  • Boudko SP, Strelkov SV, Engel J, Stetefeld J. Design and crystal structure of bacteriophage T4 mini-fibritin NCCF. J Mol Biol. 2004;339:927–35. doi: 10.1016/j.jmb.2004.04.001. [PubMed] [Cross Ref]
  • Peter BJ, Kent HM, Mills IG, Vallis Y, Butler PJ, Evans PR, McMahon HT. BAR domains as sensors of membrane curvature: the amphiphysin BAR structure. Science. 2004;303:495–9. doi: 10.1126/science.1092586. [PubMed] [Cross Ref]
  • Tai LJ, McFall SM, Huang K, Demeler B, Fox SG, Brubaker K, Radhakrishnan I, Morimoto RI. Structure-function analysis of the heat shock factor-binding protein reveals a protein composed solely of a highly conserved and dynamic coiled-coil trimerization domain. J Biol Chem . 2002;277:735–45. doi: 10.1074/jbc.M108604200. [PubMed] [Cross Ref]
  • Kammerer RA, Kostrewa D, Progias P, Honnappa S, Avila D, Lustig A, Winkler FK, Pieters J, Steinmetz MO. A conserved trimerization motif controls the topology of short coiled coils. Proc Natl Acad Sci U S A. 2005;102:13891–6. doi: 10.1073/pnas.0502390102. [PMC free article] [PubMed] [Cross Ref]
  • Lupas A, Van Dyke M, Stock J. Predicting coiled coils from protein sequences. Science. 1991;252:1162–4. [PubMed]
  • Lupas A. Prediction and analysis of coiled-coil structures. Methods Enzymol. 1996;266:513–25. [PubMed]
  • Lord M, Laves E, Pollard TD. Cytokinesis Depends on the Motor Domains of Myosin-II in Fission Yeast but Not in Budding Yeast. Mol Biol Cell. 2005;16:5346–55. doi: 10.1091/mbc.E05-07-0601. [PMC free article] [PubMed] [Cross Ref]
  • Schmidt M, Bowers B, Varma A, Roh DH, Cabib E. In budding yeast, contraction of the actomyosin ring and formation of the primary septum at cytokinesis depend on each other. J Cell Sci. 2002;115:293–302. [PubMed]
  • VerPlank L, Li R. Cell cycle-regulated trafficking of Chs2 controls actomyosin ring stability during cytokinesis. Mol Biol Cell. 2005;16:2529–43. doi: 10.1091/mbc.E04-12-1090. [PMC free article] [PubMed] [Cross Ref]
  • Negron JA, Gonzalez S, Rodriguez-Medina JR. In vivo phosphorylation of type II myosin in Saccharomyces cerevisiae. Biochem Biophys Res Commun. 1996;221:515–20. doi: 10.1006/bbrc.1996.0628. [PubMed] [Cross Ref]
  • Sherman F, Fink G, Lawrence C. Methods in Yeast Genetics. Cold Spring Harbor, New York: Cold Spring Harbor Laboratory Press;; 1974.
  • Kaiser C, Michaelis S, Mitchell A. Methods in yeast genetics: a laboratory course manual. Cold Spring Harbor, New York.: Cold Spring Harbor Laboratory Press;; 1994.
  • Lippincott J, Li R. Sequential assembly of myosin II, an IQGAP-like protein, and filamentous actin to a ring structure involved in budding yeast cytokinesis. J Cell Biol. 1998;140:355–66. doi: 10.1083/jcb.140.2.355. [PMC free article] [PubMed] [Cross Ref]
  • Post PL, Tyska MJ, O'Connell CB, Johung K, Hayward A, Mooseker MS. Myosin-IXb is a single-headed and processive motor. J Biol Chem. 2002;277:11679–83. doi: 10.1074/jbc.M111173200. [PubMed] [Cross Ref]

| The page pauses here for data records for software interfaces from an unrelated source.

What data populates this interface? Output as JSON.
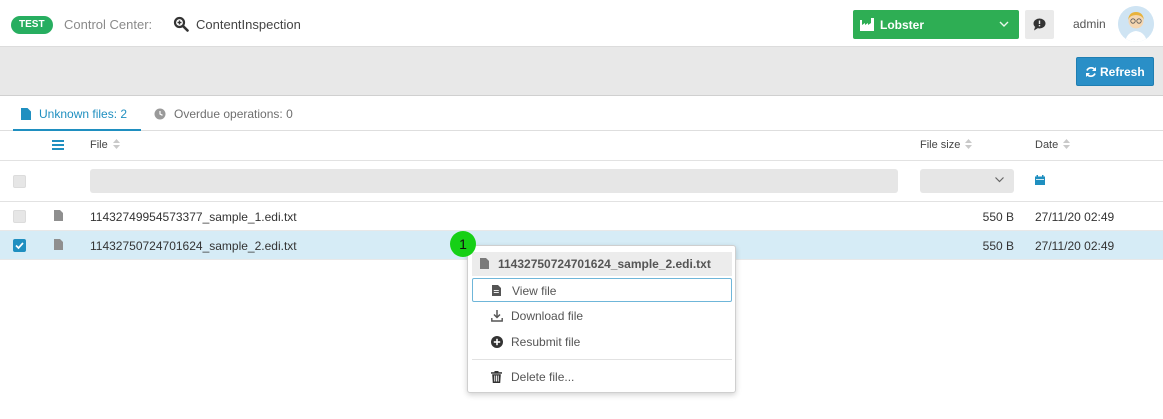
{
  "header": {
    "env_badge": "TEST",
    "app_title": "Control Center:",
    "page_name": "ContentInspection",
    "tenant": "Lobster",
    "user": "admin"
  },
  "toolbar": {
    "refresh_label": "Refresh"
  },
  "tabs": [
    {
      "label": "Unknown files: 2",
      "active": true
    },
    {
      "label": "Overdue operations: 0",
      "active": false
    }
  ],
  "table": {
    "columns": {
      "file": "File",
      "size": "File size",
      "date": "Date"
    },
    "filter": {
      "file_value": "",
      "size_value": ""
    },
    "rows": [
      {
        "file": "11432749954573377_sample_1.edi.txt",
        "size": "550 B",
        "date": "27/11/20 02:49",
        "selected": false
      },
      {
        "file": "11432750724701624_sample_2.edi.txt",
        "size": "550 B",
        "date": "27/11/20 02:49",
        "selected": true
      }
    ]
  },
  "step_marker": "1",
  "context_menu": {
    "title": "11432750724701624_sample_2.edi.txt",
    "items": [
      {
        "label": "View file",
        "icon": "file-icon"
      },
      {
        "label": "Download file",
        "icon": "download-icon"
      },
      {
        "label": "Resubmit file",
        "icon": "plus-circle-icon"
      },
      {
        "label": "Delete file...",
        "icon": "trash-icon"
      }
    ]
  },
  "colors": {
    "accent": "#1f8fc0",
    "tenant_green": "#2eae54",
    "env_green": "#27ae60",
    "selected_row": "#d6ecf6"
  }
}
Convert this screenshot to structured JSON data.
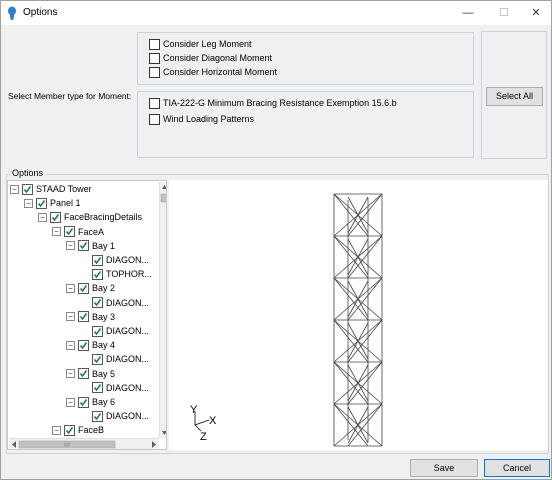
{
  "window": {
    "title": "Options",
    "minimize_icon": "minimize-icon",
    "maximize_icon": "maximize-icon",
    "close_icon": "close-icon"
  },
  "moment": {
    "label": "Select Member type for Moment:",
    "options": [
      {
        "label": "Consider Leg Moment",
        "checked": false
      },
      {
        "label": "Consider Diagonal Moment",
        "checked": false
      },
      {
        "label": "Consider Horizontal Moment",
        "checked": false
      }
    ],
    "extra_options": [
      {
        "label": "TIA-222-G Minimum Bracing Resistance Exemption 15.6.b",
        "checked": false
      },
      {
        "label": "Wind Loading Patterns",
        "checked": false
      }
    ],
    "select_all_label": "Select All"
  },
  "options_group": {
    "label": "Options",
    "tree": [
      {
        "label": "STAAD Tower",
        "level": 0,
        "expanded": true,
        "checked": true
      },
      {
        "label": "Panel 1",
        "level": 1,
        "expanded": true,
        "checked": true
      },
      {
        "label": "FaceBracingDetails",
        "level": 2,
        "expanded": true,
        "checked": true
      },
      {
        "label": "FaceA",
        "level": 3,
        "expanded": true,
        "checked": true
      },
      {
        "label": "Bay 1",
        "level": 4,
        "expanded": true,
        "checked": true
      },
      {
        "label": "DIAGON...",
        "level": 5,
        "leaf": true,
        "checked": true
      },
      {
        "label": "TOPHOR...",
        "level": 5,
        "leaf": true,
        "checked": true
      },
      {
        "label": "Bay 2",
        "level": 4,
        "expanded": true,
        "checked": true
      },
      {
        "label": "DIAGON...",
        "level": 5,
        "leaf": true,
        "checked": true
      },
      {
        "label": "Bay 3",
        "level": 4,
        "expanded": true,
        "checked": true
      },
      {
        "label": "DIAGON...",
        "level": 5,
        "leaf": true,
        "checked": true
      },
      {
        "label": "Bay 4",
        "level": 4,
        "expanded": true,
        "checked": true
      },
      {
        "label": "DIAGON...",
        "level": 5,
        "leaf": true,
        "checked": true
      },
      {
        "label": "Bay 5",
        "level": 4,
        "expanded": true,
        "checked": true
      },
      {
        "label": "DIAGON...",
        "level": 5,
        "leaf": true,
        "checked": true
      },
      {
        "label": "Bay 6",
        "level": 4,
        "expanded": true,
        "checked": true
      },
      {
        "label": "DIAGON...",
        "level": 5,
        "leaf": true,
        "checked": true
      },
      {
        "label": "FaceB",
        "level": 3,
        "expanded": true,
        "checked": true
      }
    ],
    "axes": {
      "y": "Y",
      "x": "X",
      "z": "Z"
    }
  },
  "footer": {
    "save_label": "Save",
    "cancel_label": "Cancel"
  },
  "colors": {
    "accent": "#0078d7",
    "check": "#1a7f37"
  }
}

Articles from BMC Biology are provided here courtesy of BioMed Central

Formats:

Related citations in PubMed

See reviews...See all...

Cited by other articles in PMC

See all...

Links

Recent Activity

Your browsing activity is empty.

Activity recording is turned off.

Turn recording back on

See more...